For your entree, go for the chili salmon kebab ($14) served over rice with coconut moilee – a type of Indian curry – and green chili cinnamon. They also have great lunch options for a treat between classes, like Bindaas’ fried chicken sandwich ($12) with a beet-tomato chutney.
Cheese lovers rejoice. There’s an entire restaurant that accepts GWorld only 10 minutes from campus dedicated to different takes on the classic grilled cheese sandwich.
GCDC, located at 1730 Pennsylvania Ave. NW, has a menu that almost exclusively consists of grilled cheese in different varieties. GCDC’s grilled cheeses use nontraditional ingredients like fig jam, lobster and short rib, and each comes with a side of tomato soup, salad, tater tots or mac and cheese.
First timers should try the Carolina BBQ ($14), a hearty sandwich stuffed with mac and cheese, pulled pork, bacon and jalapenos. Those not as fond of meat can order the mushroom melt ($13) with sauteed mushrooms, caramelized onions and truffle oil, for a lighter dish. This place is best for rendezvousing with a new friend or sitting outdoors to get a taste of your new city.

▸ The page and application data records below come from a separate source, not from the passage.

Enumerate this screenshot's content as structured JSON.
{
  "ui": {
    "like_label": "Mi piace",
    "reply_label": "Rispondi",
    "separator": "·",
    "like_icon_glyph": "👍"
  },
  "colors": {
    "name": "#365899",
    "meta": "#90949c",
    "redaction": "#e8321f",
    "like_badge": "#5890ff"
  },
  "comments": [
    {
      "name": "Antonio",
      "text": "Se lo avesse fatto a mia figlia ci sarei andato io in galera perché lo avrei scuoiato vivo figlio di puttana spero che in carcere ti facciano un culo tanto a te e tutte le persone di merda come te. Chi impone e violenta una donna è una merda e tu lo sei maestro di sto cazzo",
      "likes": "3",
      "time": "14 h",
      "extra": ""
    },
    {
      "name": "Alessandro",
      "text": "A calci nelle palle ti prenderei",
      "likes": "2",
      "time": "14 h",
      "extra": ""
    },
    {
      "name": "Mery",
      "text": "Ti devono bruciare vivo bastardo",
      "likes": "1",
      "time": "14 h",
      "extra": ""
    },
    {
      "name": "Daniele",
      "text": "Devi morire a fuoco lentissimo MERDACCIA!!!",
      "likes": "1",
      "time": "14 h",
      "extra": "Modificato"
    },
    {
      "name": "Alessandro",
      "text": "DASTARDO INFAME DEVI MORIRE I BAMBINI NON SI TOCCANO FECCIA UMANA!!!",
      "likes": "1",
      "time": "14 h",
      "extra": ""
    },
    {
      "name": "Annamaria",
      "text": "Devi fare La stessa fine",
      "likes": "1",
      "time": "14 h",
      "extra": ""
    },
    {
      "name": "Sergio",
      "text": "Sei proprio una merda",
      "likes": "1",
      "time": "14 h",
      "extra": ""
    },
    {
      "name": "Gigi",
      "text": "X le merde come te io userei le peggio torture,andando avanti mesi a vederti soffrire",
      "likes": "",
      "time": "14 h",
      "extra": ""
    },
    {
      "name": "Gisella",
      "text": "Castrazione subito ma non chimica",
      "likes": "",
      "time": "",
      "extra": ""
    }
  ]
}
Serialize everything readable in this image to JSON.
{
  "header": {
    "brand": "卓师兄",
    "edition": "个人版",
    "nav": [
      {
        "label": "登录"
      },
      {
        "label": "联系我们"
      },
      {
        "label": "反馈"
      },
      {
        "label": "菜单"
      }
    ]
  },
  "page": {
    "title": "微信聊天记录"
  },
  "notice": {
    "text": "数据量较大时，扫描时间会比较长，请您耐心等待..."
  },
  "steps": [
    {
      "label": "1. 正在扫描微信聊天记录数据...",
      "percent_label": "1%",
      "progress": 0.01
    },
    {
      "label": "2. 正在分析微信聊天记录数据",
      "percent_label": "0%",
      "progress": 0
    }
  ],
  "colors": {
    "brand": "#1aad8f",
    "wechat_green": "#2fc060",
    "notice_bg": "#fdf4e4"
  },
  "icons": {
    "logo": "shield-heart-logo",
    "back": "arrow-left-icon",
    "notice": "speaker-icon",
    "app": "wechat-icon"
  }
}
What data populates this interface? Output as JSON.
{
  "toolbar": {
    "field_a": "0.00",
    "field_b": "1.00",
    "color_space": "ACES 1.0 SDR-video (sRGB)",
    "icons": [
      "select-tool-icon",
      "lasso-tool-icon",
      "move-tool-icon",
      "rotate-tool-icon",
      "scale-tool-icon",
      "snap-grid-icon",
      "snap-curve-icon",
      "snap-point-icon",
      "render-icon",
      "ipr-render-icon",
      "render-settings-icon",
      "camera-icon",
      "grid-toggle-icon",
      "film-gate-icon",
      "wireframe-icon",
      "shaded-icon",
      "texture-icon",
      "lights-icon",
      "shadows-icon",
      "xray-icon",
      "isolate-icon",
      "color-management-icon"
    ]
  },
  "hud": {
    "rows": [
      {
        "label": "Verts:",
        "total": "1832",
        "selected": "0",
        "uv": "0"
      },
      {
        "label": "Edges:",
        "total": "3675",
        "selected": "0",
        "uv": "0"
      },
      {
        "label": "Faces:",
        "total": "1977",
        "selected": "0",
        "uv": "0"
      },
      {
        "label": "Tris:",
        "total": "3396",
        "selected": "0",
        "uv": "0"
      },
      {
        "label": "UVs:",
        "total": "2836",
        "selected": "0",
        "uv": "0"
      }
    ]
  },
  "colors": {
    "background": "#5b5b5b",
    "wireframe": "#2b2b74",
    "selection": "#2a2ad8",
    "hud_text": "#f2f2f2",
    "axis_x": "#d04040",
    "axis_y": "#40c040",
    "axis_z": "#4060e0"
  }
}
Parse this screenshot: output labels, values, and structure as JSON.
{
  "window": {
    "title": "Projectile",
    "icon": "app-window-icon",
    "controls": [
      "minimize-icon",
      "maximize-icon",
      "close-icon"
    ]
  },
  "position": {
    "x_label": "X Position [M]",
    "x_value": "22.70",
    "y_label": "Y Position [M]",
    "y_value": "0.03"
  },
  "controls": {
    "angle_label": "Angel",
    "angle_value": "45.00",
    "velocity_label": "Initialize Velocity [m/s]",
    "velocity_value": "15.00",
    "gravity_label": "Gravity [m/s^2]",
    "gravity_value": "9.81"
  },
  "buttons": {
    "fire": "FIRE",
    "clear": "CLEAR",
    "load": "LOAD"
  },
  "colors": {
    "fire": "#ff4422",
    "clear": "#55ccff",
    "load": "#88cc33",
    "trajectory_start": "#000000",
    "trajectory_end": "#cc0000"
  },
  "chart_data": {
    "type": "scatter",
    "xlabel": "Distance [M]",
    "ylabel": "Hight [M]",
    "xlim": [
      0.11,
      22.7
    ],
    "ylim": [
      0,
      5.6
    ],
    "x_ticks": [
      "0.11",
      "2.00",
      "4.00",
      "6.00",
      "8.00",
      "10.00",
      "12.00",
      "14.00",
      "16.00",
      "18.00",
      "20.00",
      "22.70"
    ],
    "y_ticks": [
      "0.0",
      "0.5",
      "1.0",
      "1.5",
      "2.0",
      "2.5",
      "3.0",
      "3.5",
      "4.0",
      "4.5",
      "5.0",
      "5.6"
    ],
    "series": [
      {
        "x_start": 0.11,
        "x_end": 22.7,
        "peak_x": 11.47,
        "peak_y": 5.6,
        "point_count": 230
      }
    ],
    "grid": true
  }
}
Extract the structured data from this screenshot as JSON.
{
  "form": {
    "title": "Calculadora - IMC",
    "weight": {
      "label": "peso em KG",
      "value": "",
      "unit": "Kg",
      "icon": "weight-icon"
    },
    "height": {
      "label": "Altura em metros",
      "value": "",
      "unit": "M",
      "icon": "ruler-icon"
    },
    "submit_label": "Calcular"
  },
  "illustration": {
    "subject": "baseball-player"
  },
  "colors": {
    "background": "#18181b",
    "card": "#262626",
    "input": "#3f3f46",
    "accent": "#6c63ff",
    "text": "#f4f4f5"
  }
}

In D.C., brunch is considered essential to your weekends. District Commons, located on the outskirts of campus along Washington Circle, is the place to switch it up when your friends suggest a Founding Farmers brunch for the fifth weekend in a row.
For a larger group, start your brunch at District Commons with the pig board ($16). The charcuterie platter comes piled with ham and salami served alongside biscuits, butter and pickled cherries, with assorted cheeses for an additional $5.
The restaurant dishes out brunch options like a traditional eggs benedict ($13), along with Southern-inspired fare like the omelet Louisiana ($15) stuffed with crab, shrimp, crawfish, green onion and goat cheese, and New Orleans-style French toast ($7) loaded with bananas foster sauce and toasted pecans.
Split a flatbread ($13) amongst the table, like the Old Spoiled Daddy served with baba ganoush, roasted peppers, feta and pomegranate molasses, or the Kentucky Colonel with roasted turkey, bacon and tomato.
You’ll want to fill up on carbs to get your money’s worth from the bottomless mimosas and bloody marys ($16), which have a two-hour maximum.
This article appeared in the June 11, 2018 issue of the Hatchet.